What Is A Deposition?
If you are ever a party to a personal injury lawsuit, you may end up having to do a deposition. A deposition is one method lawyers use to gather information about a case. In a deposition, the witness is asked questions under oath about his or her claims or what they contend happened. The attorneys will likely ask questions about your background, including questions about your education, family, and work. The attorneys will also ask you questions about the events that are the subject of the lawsuit. For example, in a car wreck case, the attorney will ask you about specific facts and observations regarding the car wreck and any personal injuries cause by the collision.
How do I prepare for the deposition?
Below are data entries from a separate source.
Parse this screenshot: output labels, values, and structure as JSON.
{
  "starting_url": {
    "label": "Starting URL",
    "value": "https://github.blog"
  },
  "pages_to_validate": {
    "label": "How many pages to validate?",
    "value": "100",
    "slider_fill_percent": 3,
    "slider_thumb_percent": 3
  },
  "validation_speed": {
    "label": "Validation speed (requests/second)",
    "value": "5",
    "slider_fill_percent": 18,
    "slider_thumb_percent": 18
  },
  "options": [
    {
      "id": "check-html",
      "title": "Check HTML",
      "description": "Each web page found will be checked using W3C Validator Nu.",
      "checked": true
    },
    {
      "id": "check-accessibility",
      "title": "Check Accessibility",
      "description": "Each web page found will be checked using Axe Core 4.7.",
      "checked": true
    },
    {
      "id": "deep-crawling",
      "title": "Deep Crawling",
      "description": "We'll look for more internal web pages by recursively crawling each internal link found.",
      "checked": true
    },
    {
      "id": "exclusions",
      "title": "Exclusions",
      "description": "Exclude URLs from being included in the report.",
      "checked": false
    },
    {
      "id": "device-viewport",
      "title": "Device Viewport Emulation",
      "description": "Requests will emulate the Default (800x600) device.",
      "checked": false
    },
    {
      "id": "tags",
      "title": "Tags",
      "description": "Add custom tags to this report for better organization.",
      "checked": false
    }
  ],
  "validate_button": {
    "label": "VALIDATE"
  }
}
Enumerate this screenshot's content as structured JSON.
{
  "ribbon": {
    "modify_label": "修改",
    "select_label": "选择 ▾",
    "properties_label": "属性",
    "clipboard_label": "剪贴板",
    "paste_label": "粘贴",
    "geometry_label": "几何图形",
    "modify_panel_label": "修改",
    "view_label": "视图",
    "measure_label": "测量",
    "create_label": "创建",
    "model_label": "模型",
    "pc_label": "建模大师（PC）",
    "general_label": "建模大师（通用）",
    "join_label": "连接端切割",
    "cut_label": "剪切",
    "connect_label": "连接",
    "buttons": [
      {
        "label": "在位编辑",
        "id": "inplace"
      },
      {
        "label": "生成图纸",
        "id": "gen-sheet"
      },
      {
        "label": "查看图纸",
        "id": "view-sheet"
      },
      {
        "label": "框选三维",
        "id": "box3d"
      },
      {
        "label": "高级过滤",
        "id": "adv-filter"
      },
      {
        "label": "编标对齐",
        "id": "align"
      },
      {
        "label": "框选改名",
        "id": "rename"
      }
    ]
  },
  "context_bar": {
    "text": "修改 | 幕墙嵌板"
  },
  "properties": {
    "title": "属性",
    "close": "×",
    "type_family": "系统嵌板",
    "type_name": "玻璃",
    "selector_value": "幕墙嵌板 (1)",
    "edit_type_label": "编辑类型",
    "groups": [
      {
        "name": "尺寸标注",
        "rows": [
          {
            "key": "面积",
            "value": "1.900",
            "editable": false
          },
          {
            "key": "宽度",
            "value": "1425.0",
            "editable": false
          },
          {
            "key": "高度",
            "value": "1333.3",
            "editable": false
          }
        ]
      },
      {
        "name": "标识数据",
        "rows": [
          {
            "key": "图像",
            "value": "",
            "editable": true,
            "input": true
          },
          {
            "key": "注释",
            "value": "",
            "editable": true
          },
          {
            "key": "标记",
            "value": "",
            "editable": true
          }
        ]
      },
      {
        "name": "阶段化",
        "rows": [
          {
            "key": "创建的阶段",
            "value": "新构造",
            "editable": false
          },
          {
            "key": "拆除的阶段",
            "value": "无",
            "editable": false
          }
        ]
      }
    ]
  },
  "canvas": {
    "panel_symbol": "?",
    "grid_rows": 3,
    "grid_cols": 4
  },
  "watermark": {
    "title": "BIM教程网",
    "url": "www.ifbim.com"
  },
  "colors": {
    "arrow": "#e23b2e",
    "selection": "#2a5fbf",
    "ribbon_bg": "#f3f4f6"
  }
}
Your personal injury attorney should help you prepare beforehand by reviewing the facts of the case with you, and helping you to understand how to conduct yourself during the deposition. Some important things to remember in your deposition would include:
- Make sure you understand the question before you answer;
- Only answer the question being asked;
- Always tell the truth;
- If you don’t know the answer, don’t guess and don’t speculate.
What do I do if my attorney objects during the deposition?
Sometimes your attorney may object to a question. In Texas cases, attorneys are limited to saying “objection form” or “objection leading.” This simply means that the attorney is objecting to the form of the question (it could be a confusing question, a compound question, or a question that is not specific enough). If a question is leading, that means it is suggesting a particular answer. Leading questions are permitted in some circumstances.
There may be some times where your attorney will instruct you to not answer a given question. For instance, if the question is asking for privileged attorney-client communications, your attorney can instruct you to not answer a question. Unless you are given specific instructions to not answer a question, you must answer the question, if you understand it.
How should I act during the deposition?
Your deposition testimony may be used in trial, so always be polite and treat the opposing attorney with respect, even if he or she is being rude or forceful. Attorneys use depositions to determine how much a jury will like you at trial, so it’s always a good idea be on your best behavior.
How should I dress for my deposition?
Your attorney should answer this question for you depending on the circumstances. Many personal injury attorneys will videotape a deposition, so your appearance is important. A good rule of thumb is that you can never be too overdressed. Understand that part of the purpose of a deposition is for the other lawyers and their representatives to “size you up.” If you dress like a slob, they’ll think you’re a slob. We generally tell our clients to wear business casual– something that would not be embarrassing for you if you saw someone important at the grocery store.
Deposition preparation is important. How you answer questions, your wording, and your personal presentation are all important aspects of your case.